Baseball fans of all ages are more than familiar with the rivalry between the Boston Red Sox and New York Yankees. This is the reason why it both shocked and amazed fans when Yankee shortstop Derek Jeter thanked both his fans and his opponent’s fans during his final MLB game in 2014.
He hit a game-winning, walk-off single in the bottom of the ninth and instead of resting the final road stand, Jeter stepped to the plate for one last time. He was cheered on by Sox fans, and he thanked them in return before saying goodbye.
Paolo Di Canio stops a goal to allow opponent goalkeeper to be treated
The heat was on during a 2000 English Premier League match between West Ham and Everton. The match tied in extra time and Everton goalkeeper Paul Gerrard injured his knee, leaving the net wide open.
Gerrard was on the floor and in pain. Another West Ham player passed the ball towards Paolo Di Canio, who waited in front of the wide-open goal.

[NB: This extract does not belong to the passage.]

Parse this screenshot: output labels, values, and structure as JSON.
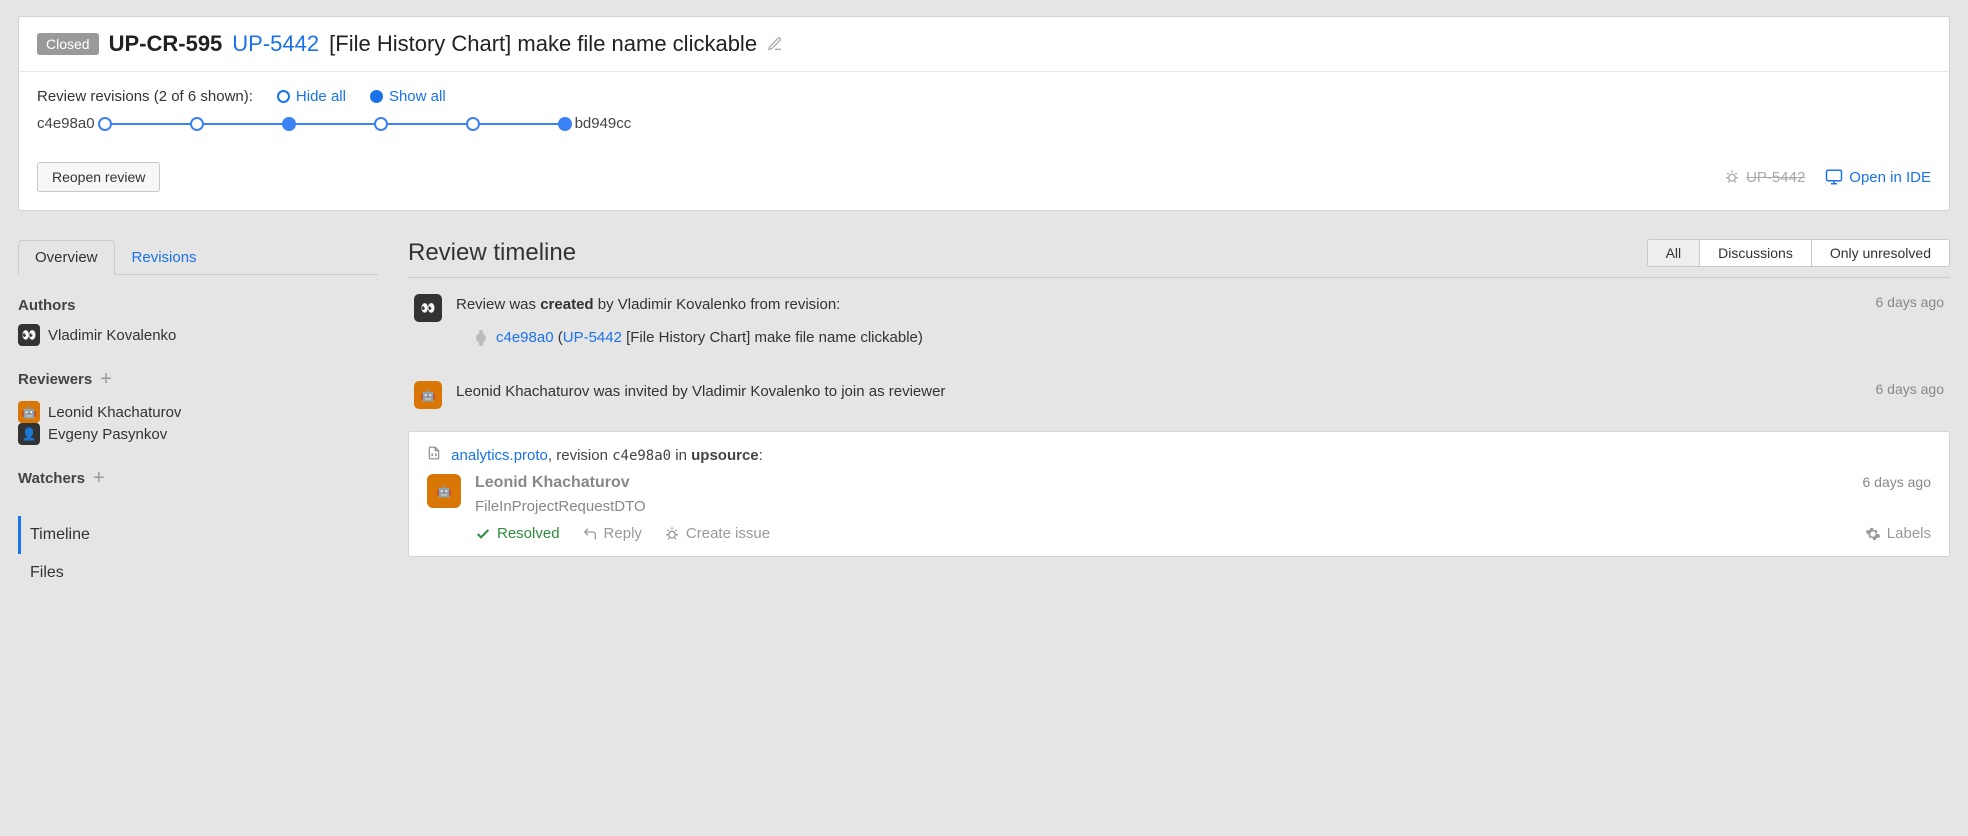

Instead of receiving the pass and scoring the winning goal, Di Canio caught the ball to allow Gerrard to be treated. The crowd gave him a standing ovation and he later earned his FIFA's Fair Play Award in 2001.

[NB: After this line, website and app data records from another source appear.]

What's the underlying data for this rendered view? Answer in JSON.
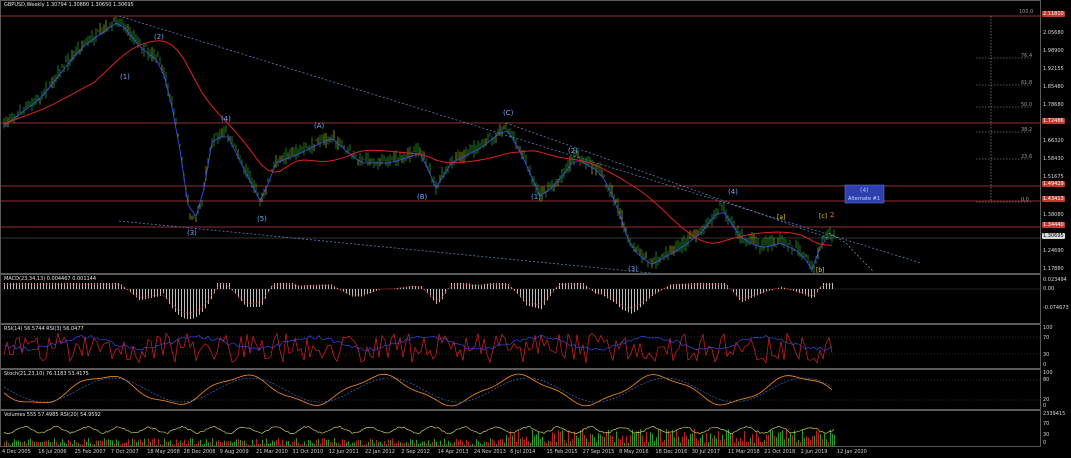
{
  "main": {
    "title": "GBPUSD,Weekly  1.30794 1.30880 1.30650 1.30695",
    "axis_labels": [
      "2.05680",
      "1.98900",
      "1.92155",
      "1.85480",
      "1.78680",
      "1.72160",
      "1.66320",
      "1.58430",
      "1.51675",
      "1.44900",
      "1.38080",
      "1.31285",
      "1.24690",
      "1.17880"
    ],
    "hline_tags": [
      {
        "text": "2.11810",
        "color": "#c0392b"
      },
      {
        "text": "1.72486",
        "color": "#c0392b"
      },
      {
        "text": "1.49429",
        "color": "#c0392b"
      },
      {
        "text": "1.43413",
        "color": "#c0392b"
      },
      {
        "text": "1.34440",
        "color": "#c0392b"
      },
      {
        "text": "1.30695",
        "color": "#d8d8d8"
      }
    ],
    "fib_levels": [
      "100.0",
      "76.4",
      "61.8",
      "50.0",
      "38.2",
      "23.6",
      "0.0"
    ],
    "wave_labels": {
      "w1": "(1)",
      "w2": "(2)",
      "w3": "(3)",
      "w4a": "(4)",
      "w5": "(5)",
      "wa": "(A)",
      "wb": "(B)",
      "wc": "(C)",
      "w1b": "(1)",
      "w2b": "(2)",
      "w3b": "(3)",
      "w4b": "(4)",
      "ya": "[a]",
      "yb": "[b]",
      "yc": "[c]",
      "y2": "2"
    },
    "alternate_box": {
      "line1": "(4)",
      "line2": "Alternate #1"
    }
  },
  "macd": {
    "title": "MACD(23,34,13) 0.004467 0.001144",
    "axis_labels": [
      "0.023494",
      "0.00",
      "-0.074673"
    ]
  },
  "rsi": {
    "title": "RSI(14) 56.5744  RSI(3) 56.0477",
    "axis_labels": [
      "100",
      "70",
      "30",
      "0"
    ]
  },
  "stoch": {
    "title": "Stoch(21,23,10) 76.1183 53.4175",
    "axis_labels": [
      "100",
      "80",
      "20",
      "0"
    ]
  },
  "volumes": {
    "title": "Volumes 555 57.4985  RSI(20) 54.9592",
    "axis_labels": [
      "2339415",
      "70",
      "30",
      "0"
    ]
  },
  "xaxis": [
    "4 Dec 2005",
    "16 Jul 2006",
    "25 Feb 2007",
    "7 Oct 2007",
    "18 May 2008",
    "28 Dec 2008",
    "9 Aug 2009",
    "21 Mar 2010",
    "31 Oct 2010",
    "12 Jun 2011",
    "22 Jan 2012",
    "2 Sep 2012",
    "14 Apr 2013",
    "24 Nov 2013",
    "6 Jul 2014",
    "15 Feb 2015",
    "27 Sep 2015",
    "8 May 2016",
    "18 Dec 2016",
    "30 Jul 2017",
    "11 Mar 2018",
    "21 Oct 2018",
    "2 Jun 2019",
    "12 Jan 2020"
  ],
  "colors": {
    "background": "#000000",
    "bull": "#33cc33",
    "bear": "#ff4040",
    "ma": "#e02020",
    "wave": "#6aa7ff",
    "hline": "#d04040",
    "rsi": "#e02020",
    "stoch": "#ff8c1a",
    "volume_line": "#e8e85a"
  }
}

Taft congratulates UAAP rivals by turning blue
It’s not difficult to resort to bashing and sour graping, especially if your mortal enemy is the one who beat you. This wasn’t the case with last year’s UAAP Men’s Basketball games when rivals Ateneo de Manila University and De La Salle University faced each other once again during the championship round. It was a close match, with the Blue Eagles beating the Green archers, 88-86.
Immediately after the Eagles took away the crown from the defending champs, De La Salle University showed their sportsmanship by lighting the St. La Salle Building in Taft Avenue in blue. Fans posted photos of the building in social media and gave props to the team for taking the high road.
Runners helping fallen racers reach the finish line
It’s not unusual for runners to stumble, fall, and get injured during long races. What’s unusual is for fellow racers to help their competitors cross the finish line. Case in point: the 2016 Rio Olympics. New Zealand's Nikki Hamblin and Abbey D'Agostino of the US accidentally collided with each other during the 5000 meter run. They still had 2000 meters to go and when D'Agostino got up, she tried to help Hamblin to her feet. Unfortunately, she had injured her leg and fell back down. The gracious Hamblin then helped the American runner to get back up. The two carried each other and ran the rest of the race until the finish line. Miraculously, they made it to the finals but D'Agostino was not able to compete because of a torn ligament. Hamblin came 17th and the duo was later awarded the Olympic Fair Play Award.
In 2017, during the London Marathon, a runner gave up his own race to help a fellow exhauster runner cross the finish line.
Collegiate star quarterback strikes off score after learning about cheat deals
Southeast High School’s quarterback Nate Haasis set the Central State Eight Conference record for career passing yards in the final minute of a loss to Cahokia High in 2003. He remembered, however, that there were no attempts to defend or tackle the receiver who caught his record-setting pass.
When local newspapers started reporting that the coaches made a deal to manipulate the match, Haasis decided to make things right. He wrote a letter to the director of the conference and requested that his final pass be omitted from the conference record book. "I would like to preserve the integrity and sportsmanship of a great conference for future athletes," Haasis wrote.
Young players from Barcelona comfort Japanese opponents
Never underestimate the sportsmanship of children. In 2016, Barcelona won the Junior Soccer World Challenge, beating local team Omiya Ardija 1-0 in Tokyo. The young Japanese players looked distraught after losing the match in home court. Some of Barça’s players noticed this and approached their opponents. They were seen consoling the Japanese team and seemingly giving them words of encouragement. The internet was quick to notice and fans of both teams praised the maturity of the young players.